The poet is concerned that morality has become “a dirty word” – often dismissed as sentimentality. He recalled a writers’ meeting in the US where the Americans had “pretty poems” about nothing. They insisted that they had no issues. Right outside was a soup kitchen where the hungry waited on a long queue to be fed by charity. Osundare told his fellow poets, “That is a long issue!” This anecdote led to another poem, ‘The Large Heart’.
‘The Battle of Hastings’ is one of few surviving poems written for Jack Mapanje. “Katrina took all the poems I wrote for him,” Osundare informed. ‘Waiting for the Rain’ (taken from a Hugh Masekela song and devoted to the singer) followed. “I never went to South Africa all the time it was under the Apartheid yoke. I couldn’t stomach it.” However, the poet reminded that people like Ruth First show that it wasn’t just a black struggle.
Osundare’s new book, ‘Tender Moments’, is his first post-Katrina collection. It surprised many who see him as a political poet. But he insists, “I have a lot of love poems – written first in longhand – Katrina took them all.” Afterwards, “I had nightmares, trying to remember the poems I lost. I had parapsychologists writing me to say, ‘We’ll make you remember.’” The healing process came naturally, and ‘Tender Moments’ is the result. Osundare read ‘Breaking Bread’ from the collection.
The poet’s home was submerged in nine feet of water during the Katrina. “I was there when my shelves were falling one by one.” In the aftermath, all his books were buried in mud. The cover page of one of his collections was floating on water. Another book had swollen to four times its original size. “I felt the book was talking to me,” hence the inspiration for another poem read in Leeds. ‘The Weeping Book’ is rhymed. “I don’t often rhyme,” he said, “but when I am touched, I do.”
Music (including Yoruba songs, Blues and Jazz) is a huge source of inspiration for Osundare, who comes from a singing family. He loved American popular music as a young man. “Otis Redding had a particularly strong impact on Nigerian youth in the 60s and 70s. He had such fantastic control over his voice. When we heard he had died in plane crash, we celebrated his life and mourned his death.” Osundare ended the performance with his “favourite poem” – the one he wrote for Redding.

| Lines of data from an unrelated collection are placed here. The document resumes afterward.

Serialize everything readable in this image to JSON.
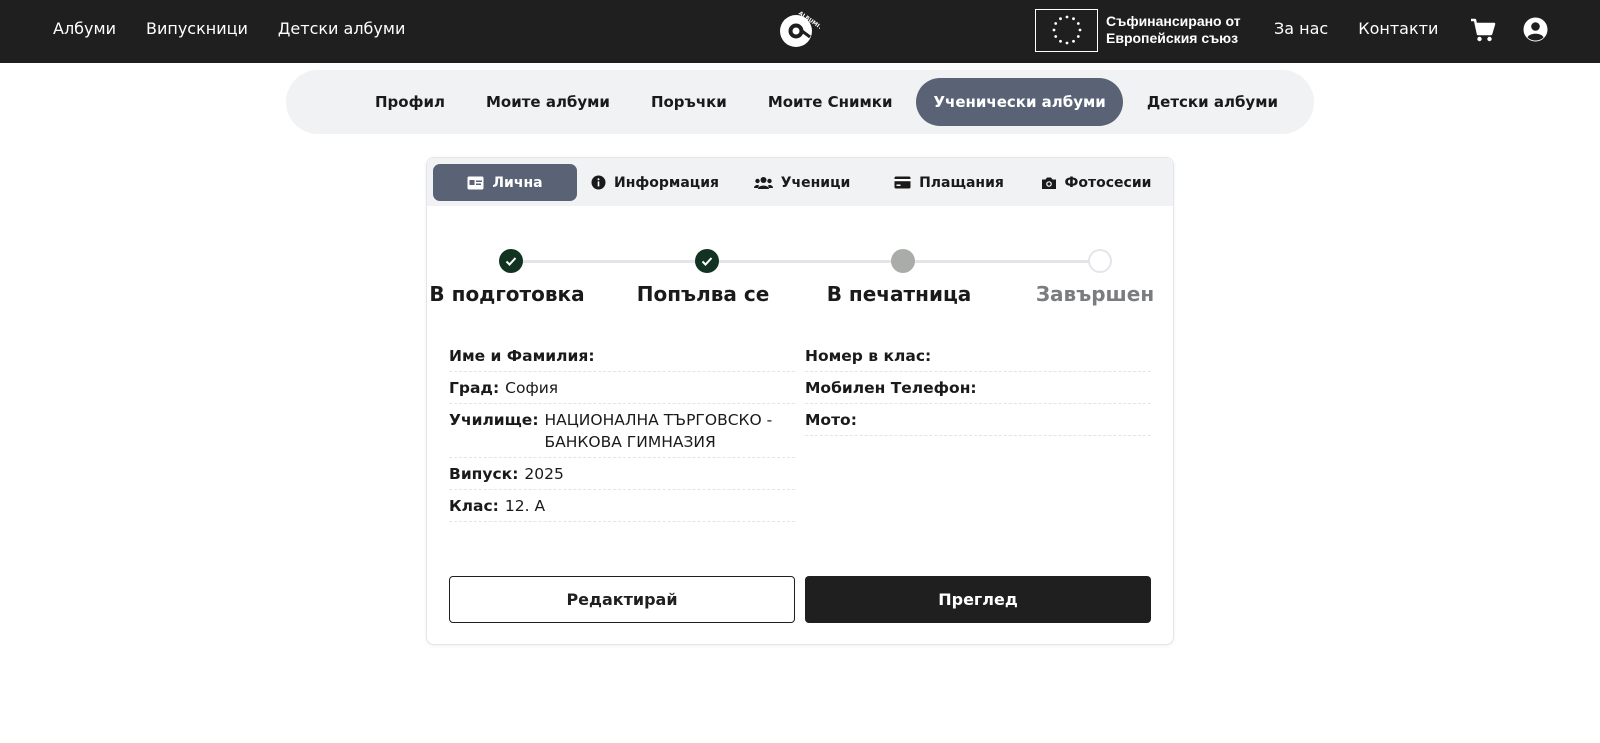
{
  "header": {
    "nav_left": [
      "Албуми",
      "Випускници",
      "Детски албуми"
    ],
    "logo_text": "ALBUMITE.BG",
    "eu_text_line1": "Съфинансирано от",
    "eu_text_line2": "Европейския съюз",
    "nav_right": [
      "За нас",
      "Контакти"
    ],
    "icons": [
      "cart-icon",
      "user-icon",
      "eu-flag-icon"
    ]
  },
  "subnav": {
    "items": [
      "Профил",
      "Моите албуми",
      "Поръчки",
      "Моите Снимки",
      "Ученически албуми",
      "Детски албуми"
    ],
    "active": "Ученически албуми"
  },
  "card": {
    "tabs": [
      {
        "label": "Лична",
        "icon": "id-card-icon"
      },
      {
        "label": "Информация",
        "icon": "info-icon"
      },
      {
        "label": "Ученици",
        "icon": "users-icon"
      },
      {
        "label": "Плащания",
        "icon": "credit-card-icon"
      },
      {
        "label": "Фотосесии",
        "icon": "camera-icon"
      }
    ],
    "active_tab": "Лична",
    "steps": [
      {
        "label": "В подготовка",
        "status": "done"
      },
      {
        "label": "Попълва се",
        "status": "done"
      },
      {
        "label": "В печатница",
        "status": "current"
      },
      {
        "label": "Завършен",
        "status": "todo"
      }
    ],
    "fields_left": [
      {
        "key": "Име и Фамилия:",
        "value": ""
      },
      {
        "key": "Град:",
        "value": "София"
      },
      {
        "key": "Училище:",
        "value": "НАЦИОНАЛНА ТЪРГОВСКО - БАНКОВА ГИМНАЗИЯ"
      },
      {
        "key": "Випуск:",
        "value": "2025"
      },
      {
        "key": "Клас:",
        "value": "12. А"
      }
    ],
    "fields_right": [
      {
        "key": "Номер в клас:",
        "value": ""
      },
      {
        "key": "Мобилен Телефон:",
        "value": ""
      },
      {
        "key": "Мото:",
        "value": ""
      }
    ],
    "edit_button": "Редактирай",
    "preview_button": "Преглед"
  },
  "colors": {
    "topbar": "#1f1f1f",
    "accent": "#5a6276",
    "step_done": "#123322"
  }
}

Asked how much lost property has been replaced since the Katrina, Osundare revealed that he and his family live in “a sort of dormitory.” But, “It’s the books, the manuscripts and letters” written to him by students all over the world – that are the greatest losses, “because they cannot be replaced.” Osundare had moved his manuscripts from the university to his home for ‘safekeeping’ prior to the devastation. “The university escaped the flood. Water has its own logic.” He wrote many poems about Lake Pontchartrain, all now lost. “I wrote the poems for the lake and the lake came to take her poems away!”
It was a life-changing experience, one that needs to be written about. But the detail is proving very difficult in prose; poetry has been relatively easier. Osundare confided that, “I am learning about the process – on how poetry and prose play on the mind.” Jack Mapanje is in a similar situation. “I still haven’t finished my prison memoirs in prose,” he said.
Prof. Osundare discussed his recent birthday celebrations in Nigeria. Most touching were his students who raised an organising committee around the events. “In March, I was commandeered to come to Nigeria to celebrate my 60th. I know it wasn’t me they were celebrating, but the fact of survival.” The poet was moved. “These are the people who are my clothes.”
– Niyi Osundare’s poem, I Sing of Change, will display on London Underground tube trains for 8 weeks from June 2007. He is one of 6 African poets whose works will be seen by thousands of commuters.